While spending time with friends and coworkers outside the walls of the traditional church, seminarian Jonathan Barker often thought of the word "crushed."
The term, as used by Barker and other millennials, is a reference to Psalm 34:18—"The Lord is close to the brokenhearted and saves those who are crushed in spirit."
Barker, a student at Fuller Theological Seminary in Pasadena, California has found himself in the position of ministering to this group of brokenhearted and crushed people.
To support himself while in school, Barker took a job at a 24-hour gym.
"I worked the graveyard shift at the gym, meeting people who had had hard things happen to them at church," Barker said.
One coworker began to share her experiences with Barker. "After about six days of this, she finally caught her breath and asked me, 'What do you do?'" Barker said. Upon hearing that he was studying to be a pastor, her response was that he would make a terrible pastor because he hadn't shamed her for all the 'sins' she had told him about.
"These conversations—I had many of them with coworkers—started to break my heart, to realize how much people had experienced the church in a negative way," Barker said.
The question confronted him: What would it look like to minister among these people?
"For this generation who have had all these tough experiences, for my coworkers who have been crushed by religion along with a lot of other things, we wondered, could we create a space where the Lord can be near them and rescue them?" Barker said.
That questioning has lead to the launch of Crushed, a faith community that began meeting weekly in September. This experiment has been supported by the San Fernando Presbytery, a new church development within the presbytery, and Bridges, an organization seeking to incubate and cultivate such initiatives.
Crushed might not be a common name for a church gathering, but this group of mostly millennials—often defined as those born between 1980-1999—is anything but typical.
The 'service' has three parts.
"For the first part, our gathering, I encourage everybody to bring their iPod and have people share a song or two," Barker said. Because the group meets on Saturday nights, Barker's goal is to create something casual to "keep it safe, lighten it up and make it feel like an actual Saturday night activity."
After this gathering time, Barker gives a short sermon directed at some aspect of being crushed. "How can we go from being this group who has been crushed and navigate that on this journey together?" he said.
The sermon is followed by a time of silence and then a time of group sharing. "The whole idea of that time is to allow people to be listened to," Barker said.
The first week the group met, those stories mainly centered on how long it had been since those gathered had been in church.
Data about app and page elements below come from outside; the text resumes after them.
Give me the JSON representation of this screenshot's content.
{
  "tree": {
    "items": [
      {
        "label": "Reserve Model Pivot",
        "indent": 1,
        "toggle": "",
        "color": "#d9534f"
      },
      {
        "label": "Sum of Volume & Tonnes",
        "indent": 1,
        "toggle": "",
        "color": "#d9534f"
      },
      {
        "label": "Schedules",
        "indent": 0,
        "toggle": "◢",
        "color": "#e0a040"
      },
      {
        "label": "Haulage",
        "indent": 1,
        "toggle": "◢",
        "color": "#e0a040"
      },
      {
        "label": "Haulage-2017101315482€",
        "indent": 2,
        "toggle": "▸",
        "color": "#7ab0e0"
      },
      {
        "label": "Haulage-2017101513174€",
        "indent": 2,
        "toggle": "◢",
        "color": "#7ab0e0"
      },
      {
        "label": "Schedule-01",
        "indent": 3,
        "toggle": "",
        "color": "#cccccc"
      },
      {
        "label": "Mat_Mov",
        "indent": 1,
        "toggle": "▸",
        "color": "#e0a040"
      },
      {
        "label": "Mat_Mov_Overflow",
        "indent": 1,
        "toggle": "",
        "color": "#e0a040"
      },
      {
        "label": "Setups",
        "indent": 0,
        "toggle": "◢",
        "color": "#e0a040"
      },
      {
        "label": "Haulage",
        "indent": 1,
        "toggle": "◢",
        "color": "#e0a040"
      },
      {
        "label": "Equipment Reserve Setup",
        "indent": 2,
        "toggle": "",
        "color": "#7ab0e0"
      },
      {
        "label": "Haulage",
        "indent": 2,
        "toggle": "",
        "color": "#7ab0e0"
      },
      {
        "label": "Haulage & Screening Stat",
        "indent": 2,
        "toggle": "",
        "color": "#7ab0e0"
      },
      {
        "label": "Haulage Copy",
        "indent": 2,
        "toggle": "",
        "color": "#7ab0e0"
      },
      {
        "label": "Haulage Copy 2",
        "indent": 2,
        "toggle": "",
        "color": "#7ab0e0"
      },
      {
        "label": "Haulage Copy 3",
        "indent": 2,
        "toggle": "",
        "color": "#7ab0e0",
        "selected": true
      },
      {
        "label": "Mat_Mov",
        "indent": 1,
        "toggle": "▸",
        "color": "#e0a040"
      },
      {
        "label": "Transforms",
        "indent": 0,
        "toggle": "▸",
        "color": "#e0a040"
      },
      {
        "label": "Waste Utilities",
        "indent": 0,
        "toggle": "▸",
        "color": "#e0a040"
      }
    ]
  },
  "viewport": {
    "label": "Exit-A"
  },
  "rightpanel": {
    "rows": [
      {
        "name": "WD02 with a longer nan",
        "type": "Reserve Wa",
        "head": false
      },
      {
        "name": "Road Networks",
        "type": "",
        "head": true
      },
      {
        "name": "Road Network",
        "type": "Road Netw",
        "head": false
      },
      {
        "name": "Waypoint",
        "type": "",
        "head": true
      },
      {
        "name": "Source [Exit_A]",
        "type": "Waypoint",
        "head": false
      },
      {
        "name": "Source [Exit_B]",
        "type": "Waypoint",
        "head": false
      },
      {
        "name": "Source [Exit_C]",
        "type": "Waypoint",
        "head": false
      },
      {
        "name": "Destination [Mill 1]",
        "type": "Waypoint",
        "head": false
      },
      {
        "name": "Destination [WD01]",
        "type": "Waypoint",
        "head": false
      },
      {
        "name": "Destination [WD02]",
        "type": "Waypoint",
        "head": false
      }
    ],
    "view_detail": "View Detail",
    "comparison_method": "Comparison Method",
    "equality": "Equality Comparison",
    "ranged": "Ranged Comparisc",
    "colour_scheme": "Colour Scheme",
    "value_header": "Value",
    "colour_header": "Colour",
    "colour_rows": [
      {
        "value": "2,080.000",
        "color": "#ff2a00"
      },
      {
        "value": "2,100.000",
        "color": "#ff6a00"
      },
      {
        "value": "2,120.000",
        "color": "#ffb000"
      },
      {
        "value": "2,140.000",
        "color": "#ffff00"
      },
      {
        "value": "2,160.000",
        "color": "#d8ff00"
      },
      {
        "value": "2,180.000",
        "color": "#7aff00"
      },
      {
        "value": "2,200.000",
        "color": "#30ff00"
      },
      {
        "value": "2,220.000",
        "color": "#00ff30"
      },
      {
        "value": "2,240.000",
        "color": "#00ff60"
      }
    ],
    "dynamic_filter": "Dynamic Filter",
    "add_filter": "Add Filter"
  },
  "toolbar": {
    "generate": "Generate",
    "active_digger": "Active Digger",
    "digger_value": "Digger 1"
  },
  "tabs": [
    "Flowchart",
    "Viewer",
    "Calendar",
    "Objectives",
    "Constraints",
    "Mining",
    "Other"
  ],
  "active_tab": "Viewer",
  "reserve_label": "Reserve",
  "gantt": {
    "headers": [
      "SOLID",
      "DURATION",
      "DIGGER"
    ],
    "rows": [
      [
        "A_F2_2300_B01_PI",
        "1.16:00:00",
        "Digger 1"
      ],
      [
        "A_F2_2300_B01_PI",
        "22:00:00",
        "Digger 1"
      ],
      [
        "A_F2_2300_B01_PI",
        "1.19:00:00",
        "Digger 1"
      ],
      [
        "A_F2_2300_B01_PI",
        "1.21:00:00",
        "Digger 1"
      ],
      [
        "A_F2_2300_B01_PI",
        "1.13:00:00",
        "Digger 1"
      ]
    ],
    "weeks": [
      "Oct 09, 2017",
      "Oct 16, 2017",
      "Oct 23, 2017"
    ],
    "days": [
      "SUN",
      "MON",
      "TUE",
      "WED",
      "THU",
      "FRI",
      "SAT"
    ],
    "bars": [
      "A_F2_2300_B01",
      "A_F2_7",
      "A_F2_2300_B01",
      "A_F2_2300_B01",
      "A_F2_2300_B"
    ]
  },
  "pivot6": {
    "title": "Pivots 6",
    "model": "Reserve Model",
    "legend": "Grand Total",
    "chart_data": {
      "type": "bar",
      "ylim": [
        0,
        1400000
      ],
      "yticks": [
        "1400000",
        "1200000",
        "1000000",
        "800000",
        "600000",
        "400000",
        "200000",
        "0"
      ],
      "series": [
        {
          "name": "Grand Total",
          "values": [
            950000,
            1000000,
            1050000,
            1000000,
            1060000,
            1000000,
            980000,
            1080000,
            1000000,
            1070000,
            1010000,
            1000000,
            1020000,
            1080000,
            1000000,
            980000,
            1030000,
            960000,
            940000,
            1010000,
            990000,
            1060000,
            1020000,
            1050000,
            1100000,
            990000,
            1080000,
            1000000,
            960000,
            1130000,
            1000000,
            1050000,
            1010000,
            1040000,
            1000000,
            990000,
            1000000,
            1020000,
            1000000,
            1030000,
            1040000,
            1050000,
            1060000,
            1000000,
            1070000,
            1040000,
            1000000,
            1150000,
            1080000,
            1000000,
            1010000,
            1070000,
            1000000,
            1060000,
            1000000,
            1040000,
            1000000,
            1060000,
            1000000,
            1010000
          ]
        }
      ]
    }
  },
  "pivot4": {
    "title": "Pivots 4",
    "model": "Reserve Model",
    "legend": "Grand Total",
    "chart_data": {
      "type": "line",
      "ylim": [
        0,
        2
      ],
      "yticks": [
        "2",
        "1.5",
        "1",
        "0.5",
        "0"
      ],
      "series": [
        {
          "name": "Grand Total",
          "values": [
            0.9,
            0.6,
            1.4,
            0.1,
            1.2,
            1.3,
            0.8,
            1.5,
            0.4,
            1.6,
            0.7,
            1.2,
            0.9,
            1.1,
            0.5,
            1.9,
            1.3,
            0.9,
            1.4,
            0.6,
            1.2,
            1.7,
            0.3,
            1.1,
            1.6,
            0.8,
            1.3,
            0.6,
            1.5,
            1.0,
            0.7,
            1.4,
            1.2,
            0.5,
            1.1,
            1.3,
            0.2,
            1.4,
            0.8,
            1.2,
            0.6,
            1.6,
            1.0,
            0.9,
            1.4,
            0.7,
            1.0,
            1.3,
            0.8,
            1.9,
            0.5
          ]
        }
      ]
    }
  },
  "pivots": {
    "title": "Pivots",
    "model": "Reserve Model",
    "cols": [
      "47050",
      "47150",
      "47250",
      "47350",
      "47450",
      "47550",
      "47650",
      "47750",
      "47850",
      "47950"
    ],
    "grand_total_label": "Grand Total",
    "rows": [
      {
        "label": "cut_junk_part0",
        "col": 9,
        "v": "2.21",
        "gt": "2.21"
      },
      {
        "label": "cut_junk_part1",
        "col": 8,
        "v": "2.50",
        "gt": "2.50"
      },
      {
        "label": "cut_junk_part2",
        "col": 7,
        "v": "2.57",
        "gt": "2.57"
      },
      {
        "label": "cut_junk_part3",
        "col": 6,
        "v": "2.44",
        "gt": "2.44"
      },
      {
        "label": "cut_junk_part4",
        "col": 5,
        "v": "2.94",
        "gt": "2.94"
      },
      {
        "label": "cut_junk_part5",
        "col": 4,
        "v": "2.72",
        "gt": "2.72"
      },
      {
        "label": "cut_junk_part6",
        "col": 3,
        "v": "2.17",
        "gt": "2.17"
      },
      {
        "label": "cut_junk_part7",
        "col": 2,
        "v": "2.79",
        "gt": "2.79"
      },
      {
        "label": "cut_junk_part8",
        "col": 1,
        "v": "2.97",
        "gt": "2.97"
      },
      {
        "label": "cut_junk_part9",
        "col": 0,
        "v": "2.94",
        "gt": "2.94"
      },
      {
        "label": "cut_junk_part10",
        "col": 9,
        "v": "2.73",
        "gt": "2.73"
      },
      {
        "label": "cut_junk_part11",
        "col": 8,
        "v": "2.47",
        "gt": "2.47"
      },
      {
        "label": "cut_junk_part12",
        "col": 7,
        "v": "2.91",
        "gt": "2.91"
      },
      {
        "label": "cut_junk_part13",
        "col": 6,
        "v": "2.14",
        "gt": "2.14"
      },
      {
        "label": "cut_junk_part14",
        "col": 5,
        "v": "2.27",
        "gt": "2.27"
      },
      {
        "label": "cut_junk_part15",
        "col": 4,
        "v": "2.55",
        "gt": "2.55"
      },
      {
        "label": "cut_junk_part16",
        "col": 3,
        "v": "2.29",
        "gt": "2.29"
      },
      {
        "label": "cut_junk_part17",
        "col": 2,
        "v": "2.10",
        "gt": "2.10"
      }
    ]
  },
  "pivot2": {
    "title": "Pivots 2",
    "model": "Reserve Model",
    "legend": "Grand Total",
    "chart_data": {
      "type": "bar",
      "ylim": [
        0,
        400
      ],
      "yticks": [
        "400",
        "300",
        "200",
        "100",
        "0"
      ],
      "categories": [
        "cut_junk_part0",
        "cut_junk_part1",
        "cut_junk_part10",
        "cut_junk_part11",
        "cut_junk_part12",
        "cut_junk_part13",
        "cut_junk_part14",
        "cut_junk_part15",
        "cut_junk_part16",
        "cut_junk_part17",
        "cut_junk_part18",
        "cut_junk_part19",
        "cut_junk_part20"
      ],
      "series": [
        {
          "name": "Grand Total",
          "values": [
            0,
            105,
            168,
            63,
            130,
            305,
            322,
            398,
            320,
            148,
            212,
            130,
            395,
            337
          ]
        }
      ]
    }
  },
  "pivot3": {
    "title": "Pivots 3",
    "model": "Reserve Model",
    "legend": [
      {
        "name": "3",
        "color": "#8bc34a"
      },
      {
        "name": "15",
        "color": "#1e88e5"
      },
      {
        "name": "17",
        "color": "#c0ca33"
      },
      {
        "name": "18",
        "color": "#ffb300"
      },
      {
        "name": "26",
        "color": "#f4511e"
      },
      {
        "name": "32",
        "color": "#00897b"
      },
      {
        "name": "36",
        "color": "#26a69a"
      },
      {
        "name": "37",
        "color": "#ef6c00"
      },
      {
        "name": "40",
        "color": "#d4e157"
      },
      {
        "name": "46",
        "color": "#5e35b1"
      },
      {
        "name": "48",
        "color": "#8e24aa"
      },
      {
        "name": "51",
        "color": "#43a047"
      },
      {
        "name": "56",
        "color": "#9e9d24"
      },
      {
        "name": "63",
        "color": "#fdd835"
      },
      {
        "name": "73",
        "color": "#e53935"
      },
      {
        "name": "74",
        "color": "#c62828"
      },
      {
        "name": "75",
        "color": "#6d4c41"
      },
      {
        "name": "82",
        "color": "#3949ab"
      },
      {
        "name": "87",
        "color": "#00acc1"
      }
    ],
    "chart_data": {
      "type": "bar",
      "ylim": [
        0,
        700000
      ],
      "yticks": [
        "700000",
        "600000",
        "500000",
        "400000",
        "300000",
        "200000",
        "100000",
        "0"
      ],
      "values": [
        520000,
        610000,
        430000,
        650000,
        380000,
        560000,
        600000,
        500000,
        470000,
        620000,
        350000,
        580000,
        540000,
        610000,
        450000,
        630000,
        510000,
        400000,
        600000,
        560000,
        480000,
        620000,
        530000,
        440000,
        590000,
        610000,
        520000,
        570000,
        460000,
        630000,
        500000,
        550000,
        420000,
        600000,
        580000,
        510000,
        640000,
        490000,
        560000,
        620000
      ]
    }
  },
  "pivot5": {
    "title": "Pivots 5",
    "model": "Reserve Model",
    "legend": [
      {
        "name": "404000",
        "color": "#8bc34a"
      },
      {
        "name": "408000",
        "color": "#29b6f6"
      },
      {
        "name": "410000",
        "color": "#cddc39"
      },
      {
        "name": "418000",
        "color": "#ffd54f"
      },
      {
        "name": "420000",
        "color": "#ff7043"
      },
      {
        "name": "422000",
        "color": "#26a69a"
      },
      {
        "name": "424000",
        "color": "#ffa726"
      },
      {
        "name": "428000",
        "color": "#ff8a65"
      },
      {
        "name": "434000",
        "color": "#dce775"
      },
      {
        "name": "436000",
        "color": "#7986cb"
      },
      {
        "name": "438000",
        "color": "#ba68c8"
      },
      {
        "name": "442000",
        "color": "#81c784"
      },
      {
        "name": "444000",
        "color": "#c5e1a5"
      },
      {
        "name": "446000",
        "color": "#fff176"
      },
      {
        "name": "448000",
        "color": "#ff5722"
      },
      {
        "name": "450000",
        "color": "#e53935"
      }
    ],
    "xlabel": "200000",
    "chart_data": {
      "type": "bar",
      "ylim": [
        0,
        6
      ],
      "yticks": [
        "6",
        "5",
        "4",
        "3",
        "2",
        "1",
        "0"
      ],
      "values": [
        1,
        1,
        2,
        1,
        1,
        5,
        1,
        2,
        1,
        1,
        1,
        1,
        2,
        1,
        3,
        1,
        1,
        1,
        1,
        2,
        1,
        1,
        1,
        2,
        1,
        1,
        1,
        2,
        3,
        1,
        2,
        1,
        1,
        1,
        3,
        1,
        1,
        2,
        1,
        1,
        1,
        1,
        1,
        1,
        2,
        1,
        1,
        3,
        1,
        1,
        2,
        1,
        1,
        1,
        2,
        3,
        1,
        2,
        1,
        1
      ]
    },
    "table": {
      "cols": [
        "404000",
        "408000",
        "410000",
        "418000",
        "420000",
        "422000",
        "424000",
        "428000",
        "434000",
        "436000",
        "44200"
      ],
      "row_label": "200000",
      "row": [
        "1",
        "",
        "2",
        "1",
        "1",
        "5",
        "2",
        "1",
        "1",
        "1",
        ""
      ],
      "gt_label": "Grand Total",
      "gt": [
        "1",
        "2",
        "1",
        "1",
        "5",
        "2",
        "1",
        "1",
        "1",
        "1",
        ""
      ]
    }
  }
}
"The stories kept going on and on about why people had left," Barker said. "It was such a powerful time of people sharing and bringing their real life to this conversation and listening to each other."
Recently Crushed has begun attracting people who have never been part of a church at all.
"We went from being de-churched to having about half of those who are coming being un-churched," Barker said. "They don't necessarily have the same baggage coming in, but all of a sudden they are in this community that is vibrant and a safe space.
"What we are trying to figure out now is how to expand outside the bounds of the people who are already coming—how can we seek to be merciful to the different people we all interact with and share and walk among them?" Barker said.
Many of those who have joined Crushed work in retail.
"Because we have such a big network of other people not already connected to congregations, we really have an almost infinite opportunity for new friends to come in," said Barker. "Most of our friends are not Christians."
As for where it all will lead, Barker is willing to trust that the ministry will continue to unfold. With two quarters left of coursework for his Masters of Divinity, Barker will soon be done with his seminary studies and looks forward to being able to devote more time and energy to Crushed.
But he also plans to keep his job at the gym.
"In my context of trying to leave church buildings and trying to go out and start something for people who have left churches, it is essential for me to be bi-vocational," Barker said. "You have to be deliberate to engage the world—not an artificial going out and doing evangelism, but actually being a full member of that secular group."
This article is reprinted with permission from the Presbyterian News Service of the Presbyterian Church (USA).